▸ **Exercise prompt**: Every line of the data should be output word for word.

[Supplied records]

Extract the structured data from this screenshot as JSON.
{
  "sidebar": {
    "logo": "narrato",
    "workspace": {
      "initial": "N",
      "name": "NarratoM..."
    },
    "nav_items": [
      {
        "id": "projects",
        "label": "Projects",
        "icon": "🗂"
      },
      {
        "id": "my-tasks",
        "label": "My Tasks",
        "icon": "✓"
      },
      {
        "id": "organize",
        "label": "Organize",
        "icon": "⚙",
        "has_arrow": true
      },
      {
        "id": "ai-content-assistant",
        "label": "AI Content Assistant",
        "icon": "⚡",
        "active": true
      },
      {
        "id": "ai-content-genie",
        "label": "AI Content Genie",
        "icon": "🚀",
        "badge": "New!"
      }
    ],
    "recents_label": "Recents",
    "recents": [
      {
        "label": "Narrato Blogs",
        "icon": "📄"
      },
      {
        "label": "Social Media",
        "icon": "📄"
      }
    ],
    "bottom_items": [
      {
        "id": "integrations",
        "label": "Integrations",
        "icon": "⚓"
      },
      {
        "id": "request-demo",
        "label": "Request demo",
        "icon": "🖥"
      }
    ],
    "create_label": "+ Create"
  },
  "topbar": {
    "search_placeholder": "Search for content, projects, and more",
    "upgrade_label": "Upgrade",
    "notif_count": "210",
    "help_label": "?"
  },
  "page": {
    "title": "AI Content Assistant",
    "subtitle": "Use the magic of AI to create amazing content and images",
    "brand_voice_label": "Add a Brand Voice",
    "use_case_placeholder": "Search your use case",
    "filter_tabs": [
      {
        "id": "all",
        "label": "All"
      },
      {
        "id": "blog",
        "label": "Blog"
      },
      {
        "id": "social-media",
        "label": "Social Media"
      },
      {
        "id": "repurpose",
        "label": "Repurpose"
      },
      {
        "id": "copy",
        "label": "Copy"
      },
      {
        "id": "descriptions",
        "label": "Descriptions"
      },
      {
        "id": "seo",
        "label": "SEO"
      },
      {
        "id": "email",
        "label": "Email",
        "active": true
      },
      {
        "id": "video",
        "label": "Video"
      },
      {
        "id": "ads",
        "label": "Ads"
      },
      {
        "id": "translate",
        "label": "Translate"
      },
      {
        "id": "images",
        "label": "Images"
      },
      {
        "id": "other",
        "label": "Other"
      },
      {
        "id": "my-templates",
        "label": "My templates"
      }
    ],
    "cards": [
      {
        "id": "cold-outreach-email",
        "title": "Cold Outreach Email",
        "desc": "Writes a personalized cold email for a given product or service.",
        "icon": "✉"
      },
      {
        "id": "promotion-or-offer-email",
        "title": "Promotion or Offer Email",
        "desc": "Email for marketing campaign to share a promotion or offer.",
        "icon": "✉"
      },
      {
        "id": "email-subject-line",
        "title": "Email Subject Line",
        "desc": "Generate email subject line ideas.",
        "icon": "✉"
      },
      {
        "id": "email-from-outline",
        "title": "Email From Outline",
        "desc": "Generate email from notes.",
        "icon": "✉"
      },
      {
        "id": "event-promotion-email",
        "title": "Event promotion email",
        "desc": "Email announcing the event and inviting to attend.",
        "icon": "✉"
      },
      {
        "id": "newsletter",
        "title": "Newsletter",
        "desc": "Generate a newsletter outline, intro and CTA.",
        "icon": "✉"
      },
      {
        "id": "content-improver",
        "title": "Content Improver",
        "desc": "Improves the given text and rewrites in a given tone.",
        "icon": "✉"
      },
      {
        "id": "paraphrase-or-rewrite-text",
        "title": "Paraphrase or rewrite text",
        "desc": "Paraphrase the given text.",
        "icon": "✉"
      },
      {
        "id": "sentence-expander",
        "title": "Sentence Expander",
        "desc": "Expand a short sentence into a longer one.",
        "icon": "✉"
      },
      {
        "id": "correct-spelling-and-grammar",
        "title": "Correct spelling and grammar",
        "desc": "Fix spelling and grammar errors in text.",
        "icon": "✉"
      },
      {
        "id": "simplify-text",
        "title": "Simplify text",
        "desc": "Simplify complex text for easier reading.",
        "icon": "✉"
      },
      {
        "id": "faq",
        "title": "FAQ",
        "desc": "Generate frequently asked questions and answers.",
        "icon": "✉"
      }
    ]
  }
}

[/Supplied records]

▸ **Completed exercise**:
Extract the structured data from this screenshot as JSON.
{
  "sidebar": {
    "logo": "narrato",
    "workspace": {
      "initial": "N",
      "name": "NarratoM..."
    },
    "nav_items": [
      {
        "id": "projects",
        "label": "Projects",
        "icon": "🗂"
      },
      {
        "id": "my-tasks",
        "label": "My Tasks",
        "icon": "✓"
      },
      {
        "id": "organize",
        "label": "Organize",
        "icon": "⚙",
        "has_arrow": true
      },
      {
        "id": "ai-content-assistant",
        "label": "AI Content Assistant",
        "icon": "⚡",
        "active": true
      },
      {
        "id": "ai-content-genie",
        "label": "AI Content Genie",
        "icon": "🚀",
        "badge": "New!"
      }
    ],
    "recents_label": "Recents",
    "recents": [
      {
        "label": "Narrato Blogs",
        "icon": "📄"
      },
      {
        "label": "Social Media",
        "icon": "📄"
      }
    ],
    "bottom_items": [
      {
        "id": "integrations",
        "label": "Integrations",
        "icon": "⚓"
      },
      {
        "id": "request-demo",
        "label": "Request demo",
        "icon": "🖥"
      }
    ],
    "create_label": "+ Create"
  },
  "topbar": {
    "search_placeholder": "Search for content, projects, and more",
    "upgrade_label": "Upgrade",
    "notif_count": "210",
    "help_label": "?"
  },
  "page": {
    "title": "AI Content Assistant",
    "subtitle": "Use the magic of AI to create amazing content and images",
    "brand_voice_label": "Add a Brand Voice",
    "use_case_placeholder": "Search your use case",
    "filter_tabs": [
      {
        "id": "all",
        "label": "All"
      },
      {
        "id": "blog",
        "label": "Blog"
      },
      {
        "id": "social-media",
        "label": "Social Media"
      },
      {
        "id": "repurpose",
        "label": "Repurpose"
      },
      {
        "id": "copy",
        "label": "Copy"
      },
      {
        "id": "descriptions",
        "label": "Descriptions"
      },
      {
        "id": "seo",
        "label": "SEO"
      },
      {
        "id": "email",
        "label": "Email",
        "active": true
      },
      {
        "id": "video",
        "label": "Video"
      },
      {
        "id": "ads",
        "label": "Ads"
      },
      {
        "id": "translate",
        "label": "Translate"
      },
      {
        "id": "images",
        "label": "Images"
      },
      {
        "id": "other",
        "label": "Other"
      },
      {
        "id": "my-templates",
        "label": "My templates"
      }
    ],
    "cards": [
      {
        "id": "cold-outreach-email",
        "title": "Cold Outreach Email",
        "desc": "Writes a personalized cold email for a given product or service.",
        "icon": "✉"
      },
      {
        "id": "promotion-or-offer-email",
        "title": "Promotion or Offer Email",
        "desc": "Email for marketing campaign to share a promotion or offer.",
        "icon": "✉"
      },
      {
        "id": "email-subject-line",
        "title": "Email Subject Line",
        "desc": "Generate email subject line ideas.",
        "icon": "✉"
      },
      {
        "id": "email-from-outline",
        "title": "Email From Outline",
        "desc": "Generate email from notes.",
        "icon": "✉"
      },
      {
        "id": "event-promotion-email",
        "title": "Event promotion email",
        "desc": "Email announcing the event and inviting to attend.",
        "icon": "✉"
      },
      {
        "id": "newsletter",
        "title": "Newsletter",
        "desc": "Generate a newsletter outline, intro and CTA.",
        "icon": "✉"
      },
      {
        "id": "content-improver",
        "title": "Content Improver",
        "desc": "Improves the given text and rewrites in a given tone.",
        "icon": "✉"
      },
      {
        "id": "paraphrase-or-rewrite-text",
        "title": "Paraphrase or rewrite text",
        "desc": "Paraphrase the given text.",
        "icon": "✉"
      },
      {
        "id": "sentence-expander",
        "title": "Sentence Expander",
        "desc": "Expand a short sentence into a longer one.",
        "icon": "✉"
      },
      {
        "id": "correct-spelling-and-grammar",
        "title": "Correct spelling and grammar",
        "desc": "Fix spelling and grammar errors in text.",
        "icon": "✉"
      },
      {
        "id": "simplify-text",
        "title": "Simplify text",
        "desc": "Simplify complex text for easier reading.",
        "icon": "✉"
      },
      {
        "id": "faq",
        "title": "FAQ",
        "desc": "Generate frequently asked questions and answers.",
        "icon": "✉"
      }
    ]
  }
}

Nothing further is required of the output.